IF plans push through, a Belgian business mission will be coming to town in the first quarter of 2017. It will not be a huge delegation accompanied by high officials and ministers and led by Belgian royalty—like the last that came some 20 years ago, and the first that graced the inauguration of the first light-rail transit system more than 30 years ago. But it will, nonetheless, be one that will be hungry for opportunities in this more than 100-million-strong market, the Philippines.
Without necessarily whetting anyone’s appetite for the business mission, we take a look at available data to see how Belgium has traded with the Philippines. Just to warn the reader, the numbers can be underwhelming, although they could also portend higher values and deeper trade flows in the future. That is, precisely, the challenge.
Belgium in international trade
the Belgian Foreign Trade Agency said Belgium was the 12th-largest exporter and 14th-largest importer of goods in the world in 2015. Data provided by Eurostat indicate Belgium’s two-way global trade reached €695.9 billion in 2015 (roughly six times that of the Philippines) and has been steadily, albeit marginally, growing each year on average by 0.7 percent from 2011 to 2015. Two-way trade with the European Union (EU) in 2015 accounted for 67 percent of the total, while 33 percent was with the rest of world.
Belgian exports increased by an average of 1.2 percent while imports increased on average by 0.2 percent from 2011 to 2015. Belgium had an overall trade surplus of €19.7 billion in 2015.
But Belgium’s international bilateral trade mainly relies on a large part on its EU neighbors (Germany, the Netherlands, France, the United Kingdom and Italy) and the United States. These six countries combined accounted for roughly 61 percent of Belgium’s total global trade from 2011 to 2015.

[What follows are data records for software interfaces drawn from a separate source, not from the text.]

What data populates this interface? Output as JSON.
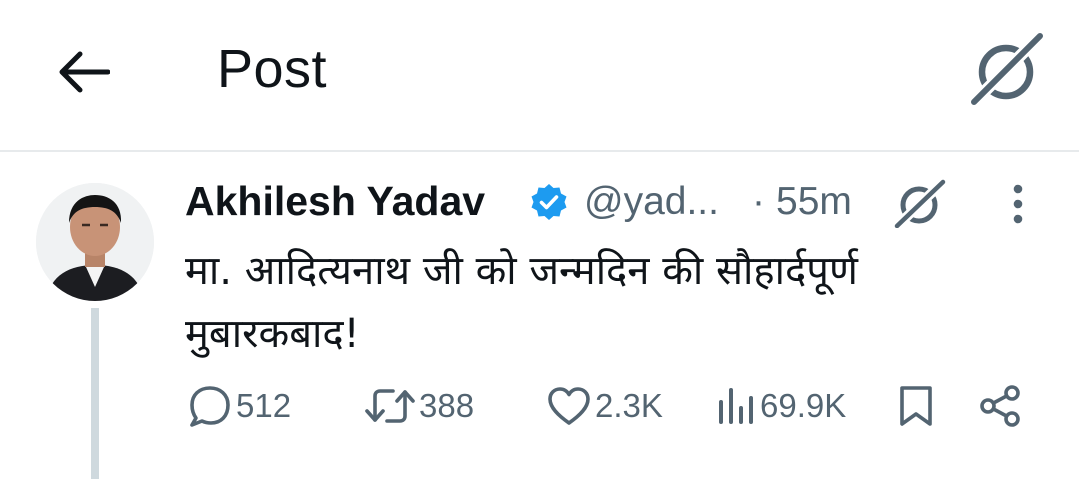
{
  "header": {
    "title": "Post"
  },
  "post": {
    "author_name": "Akhilesh Yadav",
    "handle": "@yad...",
    "separator": "·",
    "time": "55m",
    "text": "मा. आदित्यनाथ जी को जन्मदिन की सौहार्दपूर्ण मुबारकबाद!",
    "actions": {
      "replies": "512",
      "reposts": "388",
      "likes": "2.3K",
      "views": "69.9K"
    }
  },
  "colors": {
    "text": "#0f1419",
    "secondary": "#536471",
    "verified": "#1d9bf0",
    "divider": "#e7eaec",
    "thread_line": "#cfd9de"
  },
  "icons": [
    "back-arrow-icon",
    "grok-icon",
    "verified-badge-icon",
    "more-vertical-icon",
    "reply-icon",
    "repost-icon",
    "like-icon",
    "views-icon",
    "bookmark-icon",
    "share-icon"
  ]
}
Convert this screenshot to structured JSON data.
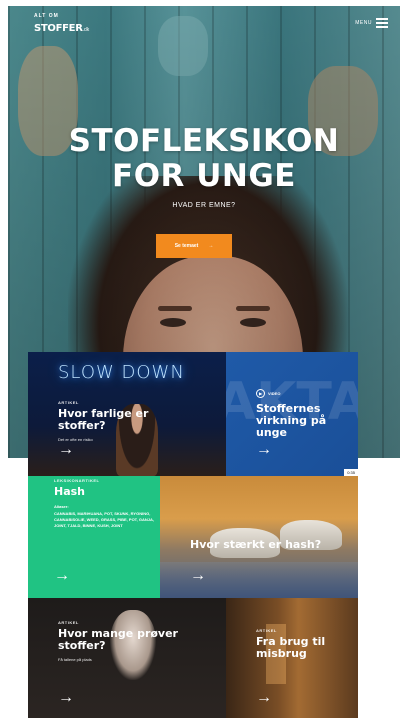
{
  "header": {
    "logo_small": "ALT OM",
    "logo_big": "STOFFER",
    "logo_tld": ".dk",
    "menu_label": "MENU"
  },
  "hero": {
    "title_line1": "STOFLEKSIKON",
    "title_line2": "FOR UNGE",
    "subtitle": "HVAD ER EMNE?",
    "cta_label": "Se temaet",
    "cta_arrow": "→"
  },
  "cards": [
    {
      "kicker": "ARTIKEL",
      "title": "Hvor farlige er stoffer?",
      "description": "Det er ofte en risiko",
      "neon_text": "SLOW DOWN",
      "arrow": "→"
    },
    {
      "badge": "VIDEO",
      "title": "Stoffernes virkning på unge",
      "arrow": "→",
      "duration": "0:35",
      "bg_text": "FAKTA"
    },
    {
      "kicker": "LEKSIKONARTIKEL",
      "title": "Hash",
      "alias_heading": "Aliaser:",
      "aliases": "CANNABIS, MARIHUANA, POT, SKUNK, RYGNING, CANNABISOLIE, WEED, GRASS, PIBE, POT, GANJA, JOINT, TJALD, BINNE, KUSH, JOINT",
      "arrow": "→"
    },
    {
      "title": "Hvor stærkt er hash?",
      "arrow": "→"
    },
    {
      "kicker": "ARTIKEL",
      "title": "Hvor mange prøver stoffer?",
      "description": "Få tallene på plads",
      "arrow": "→"
    },
    {
      "kicker": "ARTIKEL",
      "title": "Fra brug til misbrug",
      "arrow": "→"
    }
  ],
  "colors": {
    "accent_orange": "#f28a1e",
    "card_green": "#20c383",
    "card_blue": "#1f5aa8"
  }
}
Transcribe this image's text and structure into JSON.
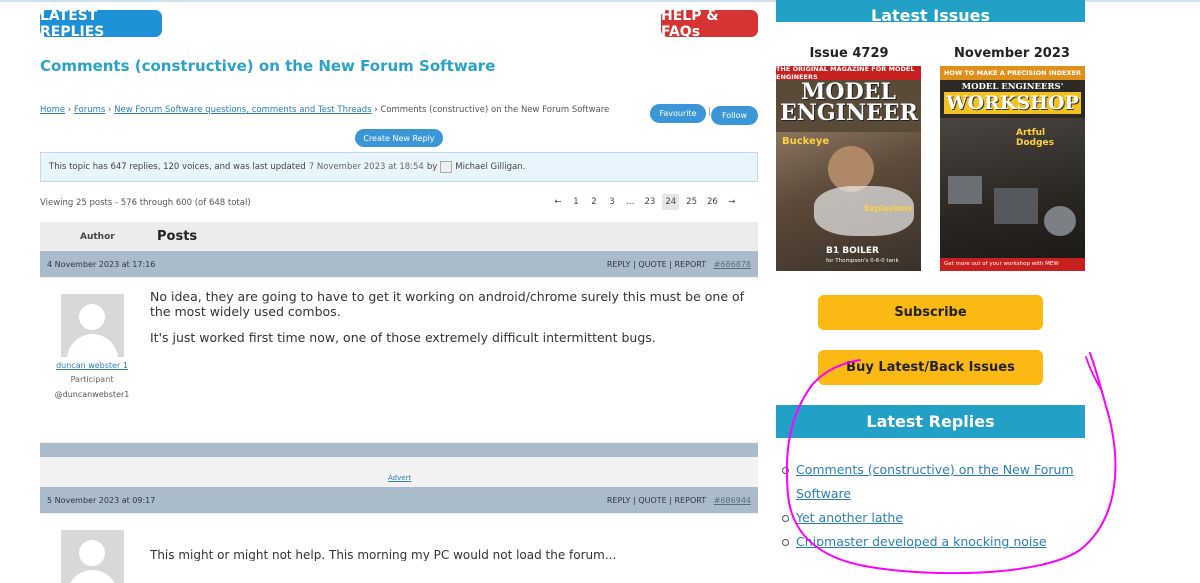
{
  "header": {
    "latest_replies_label": "LATEST REPLIES",
    "help_label": "HELP & FAQs"
  },
  "topic": {
    "title": "Comments (constructive) on the New Forum Software",
    "breadcrumb": {
      "home": "Home",
      "forums": "Forums",
      "forum": "New Forum Software questions, comments and Test Threads",
      "current": "Comments (constructive) on the New Forum Software",
      "separator": "›"
    },
    "favourite_label": "Favourite",
    "follow_label": "Follow",
    "create_reply_label": "Create New Reply",
    "notice": {
      "text": "This topic has 647 replies, 120 voices, and was last updated",
      "updated": "7 November 2023 at 18:54",
      "by": "by",
      "user": "Michael Gilligan."
    },
    "viewing": "Viewing 25 posts - 576 through 600 (of 648 total)",
    "pagination": [
      "←",
      "1",
      "2",
      "3",
      "…",
      "23",
      "24",
      "25",
      "26",
      "→"
    ],
    "current_page": "24"
  },
  "posts_table": {
    "author_header": "Author",
    "posts_header": "Posts",
    "posts": [
      {
        "date": "4 November 2023 at 17:16",
        "actions": "REPLY | QUOTE | REPORT",
        "id": "#686878",
        "author_name": "duncan webster 1",
        "author_role": "Participant",
        "author_handle": "@duncanwebster1",
        "paragraphs": [
          "No idea, they are going to have to get it working on android/chrome surely this must be one of the most widely used combos.",
          "It's just worked first time now, one of those extremely difficult intermittent bugs."
        ]
      },
      {
        "date": "5 November 2023 at 09:17",
        "actions": "REPLY | QUOTE | REPORT",
        "id": "#686944",
        "preview": "This might or might not help. This morning my PC would not load the forum..."
      }
    ],
    "advert_label": "Advert"
  },
  "sidebar": {
    "latest_issues_title": "Latest Issues",
    "magazines": [
      {
        "label": "Issue 4729",
        "masthead": "MODEL ENGINEER",
        "banner": "THE ORIGINAL MAGAZINE FOR MODEL ENGINEERS",
        "headline1": "Buckeye",
        "headline2": "B1 BOILER",
        "headline3": "for Thompson's 0-6-0 tank",
        "headline4": "Explosions"
      },
      {
        "label": "November 2023",
        "masthead": "WORKSHOP",
        "masthead_top": "MODEL ENGINEERS'",
        "banner": "HOW TO MAKE A PRECISION INDEXER",
        "headline1": "Artful Dodges",
        "headline2": "Get more out of your workshop with MEW"
      }
    ],
    "subscribe_label": "Subscribe",
    "buy_label": "Buy Latest/Back Issues",
    "latest_replies_title": "Latest Replies",
    "latest_replies": [
      "Comments (constructive) on the New Forum Software",
      "Yet another lathe",
      "Chipmaster developed a knocking noise"
    ]
  },
  "colors": {
    "accent_blue": "#22a0c6",
    "link": "#2a7fb8",
    "help_red": "#d63333",
    "subscribe_yellow": "#fdb913",
    "annotation_magenta": "#ff00ff"
  }
}
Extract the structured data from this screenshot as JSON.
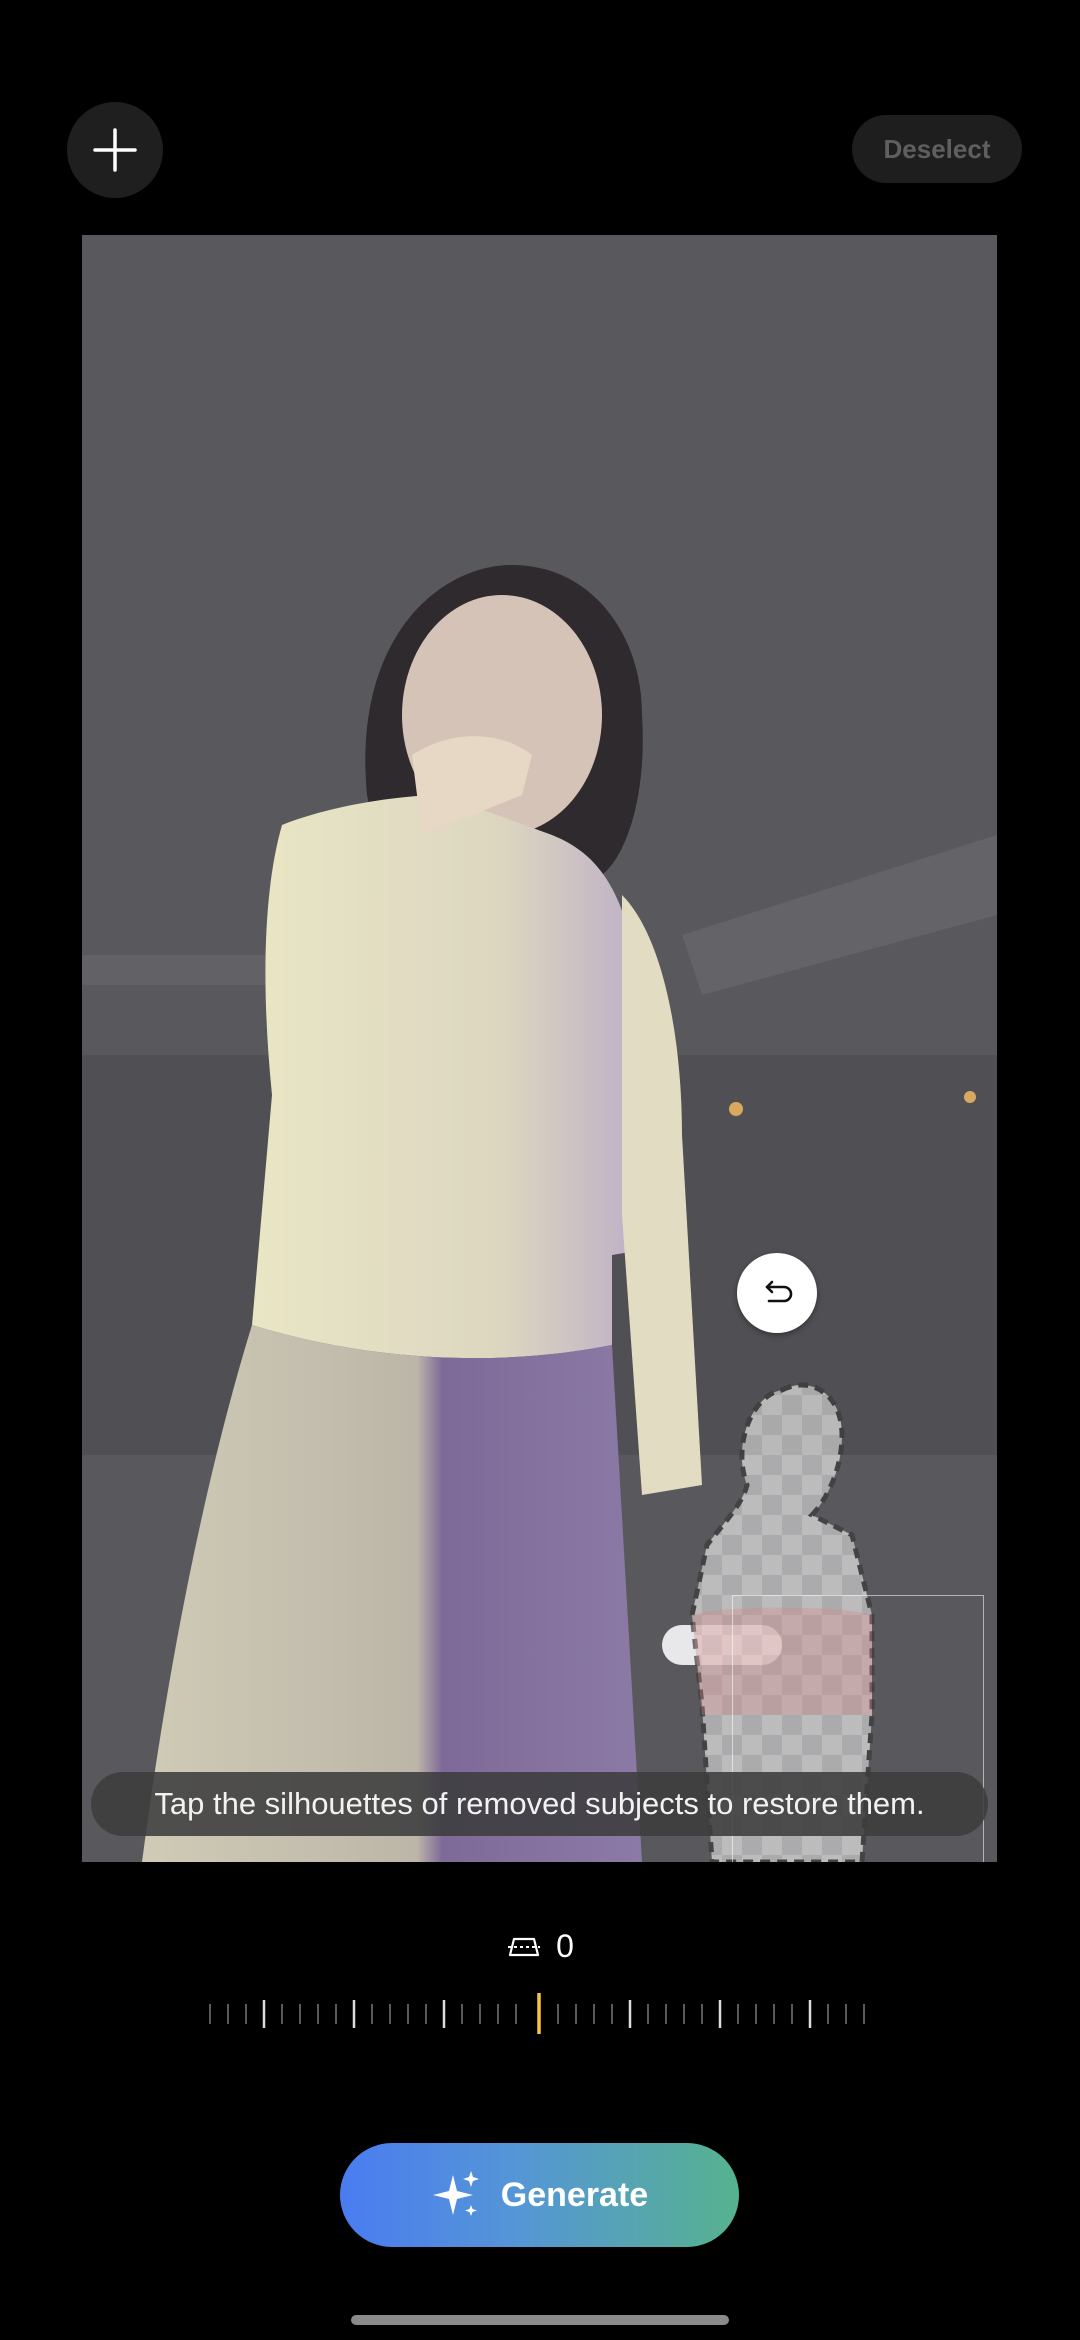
{
  "top_bar": {
    "add_icon": "plus-icon",
    "deselect_label": "Deselect"
  },
  "editor": {
    "undo_icon": "undo-arrow-icon",
    "hint_text": "Tap the silhouettes of removed subjects to restore them."
  },
  "angle_control": {
    "icon": "perspective-icon",
    "value": "0",
    "accent_color": "#f5c542"
  },
  "generate": {
    "icon": "sparkle-icon",
    "label": "Generate",
    "gradient": [
      "#4a7cf0",
      "#56b28e"
    ]
  }
}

Analyzing Belgian bilateral trade with non-EU countries reveals Belgium has been importing more than it is exporting every year (average growth of 3.79 percent from 2011 to 2015) and its exports have been far from consistent, having declined in 2014, but performing exceptionally well in 2012. Belgium has built a considerable trade deficit with non-EU countries over the years. In 2015 it had a trade deficit of €25 billion with non-EU countries. Belgium’s trade performance revealed it is a strong exporter to its EU neighbors, but it is increasingly importing from non-EU countries.
AS mentioned above, Belgium’s trade relies heavily on six countries of which five are EU neighbors (Germany, the Netherlands, France, the United Kingdom and Italy). These five EU countries combined represent an annual average of 80 percent of Belgium’s total bilateral trade with the EU from 2011 to 2015. To be continued